Very interesting! This is a subject I too have been interested in for a while. I mapped out almost the entire CNE and NY&NE in New York a while ago - see this thread. I elected to do it as a Google Earth map (KMZ) which allows for significant flexibility, and I've been working on mapping out the other NH stuff in New York (main line, NYW&B, Harlem River, NYCR) and was planning on posting it soon. I'm not familiar with the east end though so I'm probably just going to focus on making the best NY map I can.

May I ask where you found the NYC and PRR maps?

Some tips I found handy in my project:
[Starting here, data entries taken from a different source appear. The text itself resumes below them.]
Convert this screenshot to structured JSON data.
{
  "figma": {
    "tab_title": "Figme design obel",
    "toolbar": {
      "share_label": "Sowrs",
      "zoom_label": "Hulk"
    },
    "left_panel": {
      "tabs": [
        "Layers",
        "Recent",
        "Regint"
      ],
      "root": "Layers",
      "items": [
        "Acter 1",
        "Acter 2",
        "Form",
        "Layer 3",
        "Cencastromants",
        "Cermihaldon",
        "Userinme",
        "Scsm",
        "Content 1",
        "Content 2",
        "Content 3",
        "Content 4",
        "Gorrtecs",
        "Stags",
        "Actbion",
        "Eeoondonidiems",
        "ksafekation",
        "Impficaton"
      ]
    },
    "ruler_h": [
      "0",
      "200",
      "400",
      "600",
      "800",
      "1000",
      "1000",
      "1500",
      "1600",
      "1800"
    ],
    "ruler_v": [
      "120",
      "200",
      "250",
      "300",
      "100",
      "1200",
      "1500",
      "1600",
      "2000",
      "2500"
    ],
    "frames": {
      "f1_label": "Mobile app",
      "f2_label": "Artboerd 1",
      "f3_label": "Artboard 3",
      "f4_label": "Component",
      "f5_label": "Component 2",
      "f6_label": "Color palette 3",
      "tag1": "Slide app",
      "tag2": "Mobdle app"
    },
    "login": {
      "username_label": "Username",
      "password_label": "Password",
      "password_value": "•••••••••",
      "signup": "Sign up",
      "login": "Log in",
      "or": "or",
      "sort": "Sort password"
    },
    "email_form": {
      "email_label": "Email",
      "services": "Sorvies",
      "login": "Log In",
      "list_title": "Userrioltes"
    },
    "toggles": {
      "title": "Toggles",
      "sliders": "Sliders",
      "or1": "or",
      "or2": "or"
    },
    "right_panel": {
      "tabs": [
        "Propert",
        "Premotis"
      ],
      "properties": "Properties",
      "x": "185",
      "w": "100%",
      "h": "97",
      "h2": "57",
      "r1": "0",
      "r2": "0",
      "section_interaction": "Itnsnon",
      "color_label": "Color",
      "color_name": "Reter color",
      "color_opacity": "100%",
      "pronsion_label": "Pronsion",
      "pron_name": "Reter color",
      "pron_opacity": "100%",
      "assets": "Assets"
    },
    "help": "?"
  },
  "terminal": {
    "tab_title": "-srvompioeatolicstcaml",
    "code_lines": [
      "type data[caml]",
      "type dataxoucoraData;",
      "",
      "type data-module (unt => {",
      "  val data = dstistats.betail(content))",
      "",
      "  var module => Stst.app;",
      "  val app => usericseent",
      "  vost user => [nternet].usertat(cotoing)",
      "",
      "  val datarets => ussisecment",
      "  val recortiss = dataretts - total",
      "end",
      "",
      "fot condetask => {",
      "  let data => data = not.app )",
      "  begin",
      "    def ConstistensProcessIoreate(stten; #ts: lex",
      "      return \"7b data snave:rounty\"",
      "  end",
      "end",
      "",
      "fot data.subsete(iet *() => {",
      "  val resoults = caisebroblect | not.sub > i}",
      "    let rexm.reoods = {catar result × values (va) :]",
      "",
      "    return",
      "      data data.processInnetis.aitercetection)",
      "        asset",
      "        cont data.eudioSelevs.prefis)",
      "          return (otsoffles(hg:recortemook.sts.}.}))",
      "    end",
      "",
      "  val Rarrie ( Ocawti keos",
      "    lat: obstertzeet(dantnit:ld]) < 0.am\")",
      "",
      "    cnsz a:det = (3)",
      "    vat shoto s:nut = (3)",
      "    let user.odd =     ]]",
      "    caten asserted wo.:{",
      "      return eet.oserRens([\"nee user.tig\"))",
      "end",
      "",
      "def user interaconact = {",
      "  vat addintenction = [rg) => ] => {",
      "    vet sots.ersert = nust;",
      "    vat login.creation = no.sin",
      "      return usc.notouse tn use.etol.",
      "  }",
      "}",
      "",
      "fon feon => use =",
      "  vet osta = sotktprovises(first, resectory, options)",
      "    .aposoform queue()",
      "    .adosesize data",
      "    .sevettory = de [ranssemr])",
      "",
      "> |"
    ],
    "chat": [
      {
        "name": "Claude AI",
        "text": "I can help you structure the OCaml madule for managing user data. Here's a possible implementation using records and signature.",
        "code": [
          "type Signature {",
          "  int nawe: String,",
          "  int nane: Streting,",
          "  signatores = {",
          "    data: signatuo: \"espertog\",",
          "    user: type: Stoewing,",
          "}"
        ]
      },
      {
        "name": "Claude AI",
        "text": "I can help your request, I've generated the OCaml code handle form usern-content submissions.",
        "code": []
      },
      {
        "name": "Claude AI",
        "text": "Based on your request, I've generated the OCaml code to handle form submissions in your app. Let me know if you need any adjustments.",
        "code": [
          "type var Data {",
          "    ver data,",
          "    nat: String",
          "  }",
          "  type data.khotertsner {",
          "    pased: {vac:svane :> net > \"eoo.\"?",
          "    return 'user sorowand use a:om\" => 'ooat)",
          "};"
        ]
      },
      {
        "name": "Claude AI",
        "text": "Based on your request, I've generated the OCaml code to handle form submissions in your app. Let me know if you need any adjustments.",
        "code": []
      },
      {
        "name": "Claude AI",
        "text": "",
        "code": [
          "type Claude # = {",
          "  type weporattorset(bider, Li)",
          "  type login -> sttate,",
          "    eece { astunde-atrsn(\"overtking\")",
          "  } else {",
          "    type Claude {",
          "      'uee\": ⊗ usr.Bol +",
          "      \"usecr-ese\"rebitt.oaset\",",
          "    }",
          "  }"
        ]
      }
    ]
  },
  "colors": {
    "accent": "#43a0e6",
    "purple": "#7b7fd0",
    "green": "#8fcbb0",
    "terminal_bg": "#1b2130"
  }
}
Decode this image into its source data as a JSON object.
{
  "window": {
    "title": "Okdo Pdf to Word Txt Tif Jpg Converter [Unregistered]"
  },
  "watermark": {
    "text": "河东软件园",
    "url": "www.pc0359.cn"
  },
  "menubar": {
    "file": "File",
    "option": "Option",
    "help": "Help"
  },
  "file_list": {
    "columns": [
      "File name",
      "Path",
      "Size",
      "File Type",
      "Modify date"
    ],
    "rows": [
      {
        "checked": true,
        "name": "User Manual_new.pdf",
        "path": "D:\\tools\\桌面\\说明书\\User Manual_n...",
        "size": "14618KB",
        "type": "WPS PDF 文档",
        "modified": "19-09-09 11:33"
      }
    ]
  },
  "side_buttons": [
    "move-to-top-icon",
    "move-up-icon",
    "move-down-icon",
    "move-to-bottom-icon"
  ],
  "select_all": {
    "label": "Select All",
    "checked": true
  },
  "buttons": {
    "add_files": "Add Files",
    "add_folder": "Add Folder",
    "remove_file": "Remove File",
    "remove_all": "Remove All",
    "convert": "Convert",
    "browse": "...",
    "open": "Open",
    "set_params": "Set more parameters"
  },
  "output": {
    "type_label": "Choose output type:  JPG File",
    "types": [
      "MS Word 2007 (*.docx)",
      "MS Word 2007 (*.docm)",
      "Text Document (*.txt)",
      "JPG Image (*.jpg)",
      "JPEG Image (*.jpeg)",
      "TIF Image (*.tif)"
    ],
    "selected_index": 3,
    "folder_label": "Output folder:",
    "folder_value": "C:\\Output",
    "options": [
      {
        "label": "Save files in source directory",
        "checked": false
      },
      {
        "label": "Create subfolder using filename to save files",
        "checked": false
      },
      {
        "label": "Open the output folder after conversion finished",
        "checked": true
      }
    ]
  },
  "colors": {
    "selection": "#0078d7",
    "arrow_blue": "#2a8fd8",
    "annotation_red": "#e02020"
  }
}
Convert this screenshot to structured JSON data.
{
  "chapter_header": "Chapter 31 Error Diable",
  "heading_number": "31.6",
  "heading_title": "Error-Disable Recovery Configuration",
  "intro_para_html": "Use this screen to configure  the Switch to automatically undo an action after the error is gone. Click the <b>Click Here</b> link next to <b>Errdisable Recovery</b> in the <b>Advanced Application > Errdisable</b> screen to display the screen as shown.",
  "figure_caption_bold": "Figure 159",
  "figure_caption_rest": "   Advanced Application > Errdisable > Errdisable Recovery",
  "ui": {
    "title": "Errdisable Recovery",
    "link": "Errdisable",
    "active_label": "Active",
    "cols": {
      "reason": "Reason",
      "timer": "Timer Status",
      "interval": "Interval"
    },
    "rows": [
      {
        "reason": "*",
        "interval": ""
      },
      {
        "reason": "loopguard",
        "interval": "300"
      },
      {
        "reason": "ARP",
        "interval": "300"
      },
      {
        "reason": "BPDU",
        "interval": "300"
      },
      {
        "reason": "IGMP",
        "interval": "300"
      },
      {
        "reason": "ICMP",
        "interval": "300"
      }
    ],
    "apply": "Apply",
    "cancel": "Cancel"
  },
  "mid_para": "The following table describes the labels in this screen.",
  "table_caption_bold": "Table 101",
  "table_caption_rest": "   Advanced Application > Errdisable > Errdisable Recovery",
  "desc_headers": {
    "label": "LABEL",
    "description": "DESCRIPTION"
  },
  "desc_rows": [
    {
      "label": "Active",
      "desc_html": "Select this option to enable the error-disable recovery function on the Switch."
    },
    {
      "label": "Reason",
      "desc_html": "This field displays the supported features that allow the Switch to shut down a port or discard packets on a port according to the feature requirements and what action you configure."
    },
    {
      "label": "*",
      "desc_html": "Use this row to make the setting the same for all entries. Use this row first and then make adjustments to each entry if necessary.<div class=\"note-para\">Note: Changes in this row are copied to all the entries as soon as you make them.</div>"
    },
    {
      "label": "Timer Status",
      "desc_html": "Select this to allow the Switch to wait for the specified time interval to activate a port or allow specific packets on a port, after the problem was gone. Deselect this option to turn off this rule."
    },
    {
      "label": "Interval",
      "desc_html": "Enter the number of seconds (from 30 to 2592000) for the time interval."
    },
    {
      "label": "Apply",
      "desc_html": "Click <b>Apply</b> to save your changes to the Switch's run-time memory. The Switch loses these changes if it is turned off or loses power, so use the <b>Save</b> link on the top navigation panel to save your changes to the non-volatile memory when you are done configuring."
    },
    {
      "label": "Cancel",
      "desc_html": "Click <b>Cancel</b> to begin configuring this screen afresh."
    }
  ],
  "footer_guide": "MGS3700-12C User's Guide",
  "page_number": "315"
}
- Look at topographic maps. Sometimes they will denote an old railroad grade - for example, I was able to clearly follow the Rhinecliff branch of the CNE by following a purple line marked "old railroad grade" on a map produced ~20 years after it was torn up. Even if it isn't explicitly marked, you can often find culverts and excavations. Somewhere there is a set of both historical and modern topo maps available for Google Earth which can be useful for exploring.
- ...however, old topographic maps aren't as accurate as modern ones. You may find that a railroad drawn as a gentle curve on a circa 1900 map is actually much curvier, and had it followed the originally-marked route it would have gone over a mountain at an impossible grade according to a new map. You'll need to work on comparing old and new if you use topos, but putting both together can be very helpful.
- Aerial imagery in Bing (angled), Google Earth (current and historical), and on Historic Aerials can be very helpful as well. You may need to take the average of several since they won't all line up perfectly with each other - pick some good landmarks like grade crossings, bodies of water, bridges, etc as your reference points. Keep in mind that rights-of-way can be visible for decades after the tracks have been torn up, if the land hasn't been reclaimed. Sometimes structures are never removed with the tracks (think things like bridge piers) (I found one CNE bridge over a small stream by comparing ~10 different aerial shots and working out where the piers were in each)
- If you can find tax or property maps, those can be incredibly helpful as well for working out boundaries, curves, etc.
- Check timetables to get a sanity check - if you know a particular station or junction is at milepost 93.6 and the map you are working on shows the same (either as miles or chains) you're on the right track.